But the thing that's so beautiful about She-Ra and about the gifts that I've been given to bring the character to life - it helps make that barrier easier to topple over. I think we need to be willing to show trans bodies across a spectrum of size, across the spectrum of beauty, across the spectrum of gender conforming versus being gender non-conforming, and across the spectrum of androgynous to not androgynous at all, but gender non-conforming. I want to see on TV what the actual like non-binary and queer and trans community looks like.

GLAADJust one quick thing before you go, as spoiler-free as you can, what was both of your favorite parts about working on She-Ra season four?

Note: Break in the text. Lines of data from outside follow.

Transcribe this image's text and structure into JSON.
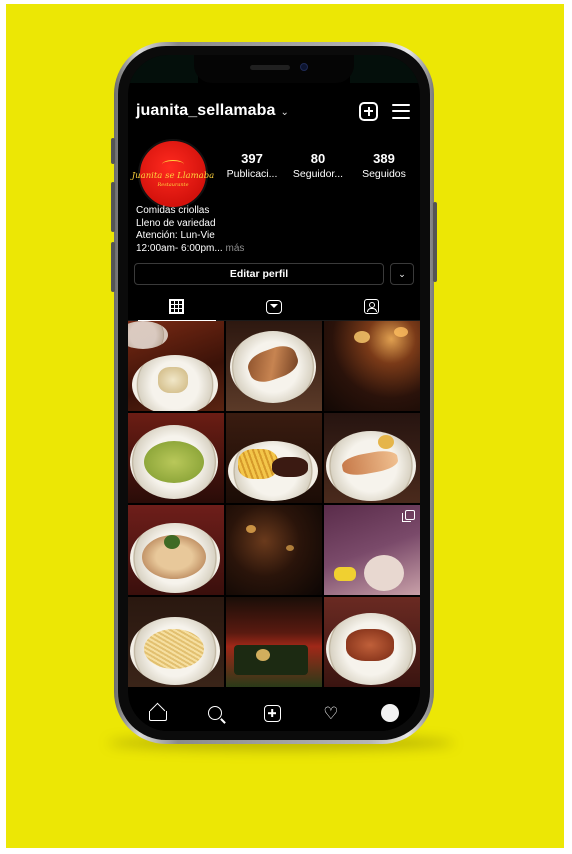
{
  "profile": {
    "username": "juanita_sellamaba",
    "avatar_logo_text": "Juanita se Llamaba",
    "avatar_logo_sub": "Restaurante",
    "brand_color": "#e3150e"
  },
  "stats": [
    {
      "value": "397",
      "label": "Publicaci..."
    },
    {
      "value": "80",
      "label": "Seguidor..."
    },
    {
      "value": "389",
      "label": "Seguidos"
    }
  ],
  "bio": {
    "line1": "Comidas criollas",
    "line2": "Lleno de variedad",
    "line3": "Atención: Lun-Vie",
    "line4": "12:00am- 6:00pm...",
    "more": " más"
  },
  "actions": {
    "edit_profile": "Editar perfil"
  },
  "tabs": [
    {
      "icon": "grid-icon",
      "active": true
    },
    {
      "icon": "igtv-icon",
      "active": false
    },
    {
      "icon": "tagged-icon",
      "active": false
    }
  ],
  "feed": {
    "columns": 3,
    "items": [
      {
        "subject": "rice dish on white plate"
      },
      {
        "subject": "crepes with sauce"
      },
      {
        "subject": "restaurant interior at night"
      },
      {
        "subject": "green risotto"
      },
      {
        "subject": "steak with fries"
      },
      {
        "subject": "fish fillet with potatoes"
      },
      {
        "subject": "tart on plate"
      },
      {
        "subject": "dark bar interior"
      },
      {
        "subject": "event poster",
        "multiple": true
      },
      {
        "subject": "pasta in soup plate"
      },
      {
        "subject": "restaurant storefront"
      },
      {
        "subject": "meat with vegetables"
      }
    ]
  },
  "bottom_nav": [
    "home-icon",
    "search-icon",
    "new-post-icon",
    "activity-icon",
    "profile-avatar"
  ],
  "colors": {
    "background": "#ece705",
    "screen": "#000000",
    "secondary_text": "#8e8e8e"
  }
}
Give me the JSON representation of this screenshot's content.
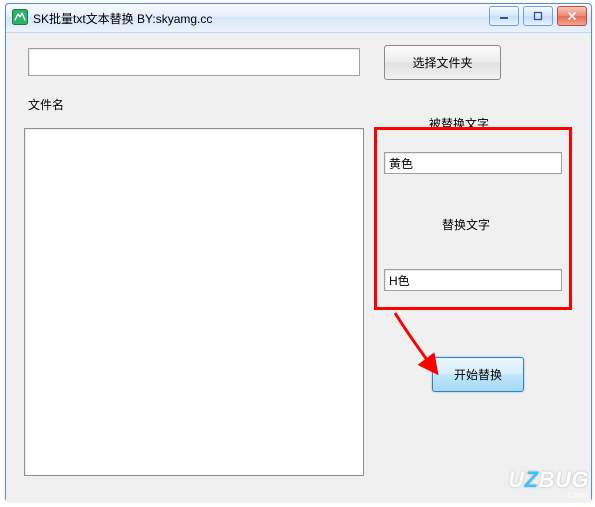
{
  "window": {
    "title": "SK批量txt文本替换 BY:skyamg.cc"
  },
  "controls": {
    "minimize_tip": "最小化",
    "maximize_tip": "最大化",
    "close_tip": "关闭"
  },
  "top": {
    "path_value": "",
    "select_folder_label": "选择文件夹"
  },
  "labels": {
    "filename": "文件名",
    "replaced_text": "被替换文字",
    "replace_with": "替换文字"
  },
  "replace": {
    "from_value": "黄色",
    "to_value": "H色"
  },
  "actions": {
    "start_label": "开始替换"
  },
  "watermark": {
    "line1_pre": "U",
    "line1_mid": "Z",
    "line1_post": "BUG",
    "line2": ".com"
  }
}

JT: I'll go first, cause that's probably a more expansive question for you than it was for me. Honestly, my favorite moments were when we were all giggling so much in the booth that we couldn't get the recording done speedily. I feel like that was the peak of the joy of this process. Then also this past week. The non-binary, trans, and queer love that has just blossomed for this character is one of the cooler things I've ever had the opportunity to be a part of. It's been consciousness altering. I'm just electric with it.

NS: Mine is a little less fun than Jacob's, but I do want to talk about it a little bit. This was kind of a hard season to make for me and for the crew and because of that, we put a lot of our own feelings into this season. My favorite thing about this season is all of the characters are incredibly stressed out this season and have different sorts of meltdowns. That was very cathartic to explore as a storyteller, as a writer. I don't think we get to see strong, powerful female characters break in a way that doesn't diminish them as characters. It's a hard industry to be in sometimes, there's a lot of pressure. I think that in a lot of ways the show - this season especially - is a love letter to even when it's hard, being able to express those feelings through the narrative and know that the characters are gonna pull through and be okay. This is a story about how, even when it's hard, it's always worth pushing through and getting back up again. And when you don't feel like you can stand back up again on your own, relying on the strength of the people around you to stand back up again. So that's one of the reasons why this season is really as close to my heart.

GLAAD: Thank you. That's beautiful. Thank you both for taking the time to chat with us. Can't wait for everyone else to experience this wonderful season!

The fourth season of She-Ra and the Princesses of Power will be released on Tuesday, November 5th on Netflix. 

This interview has been edited and condensed for clarity.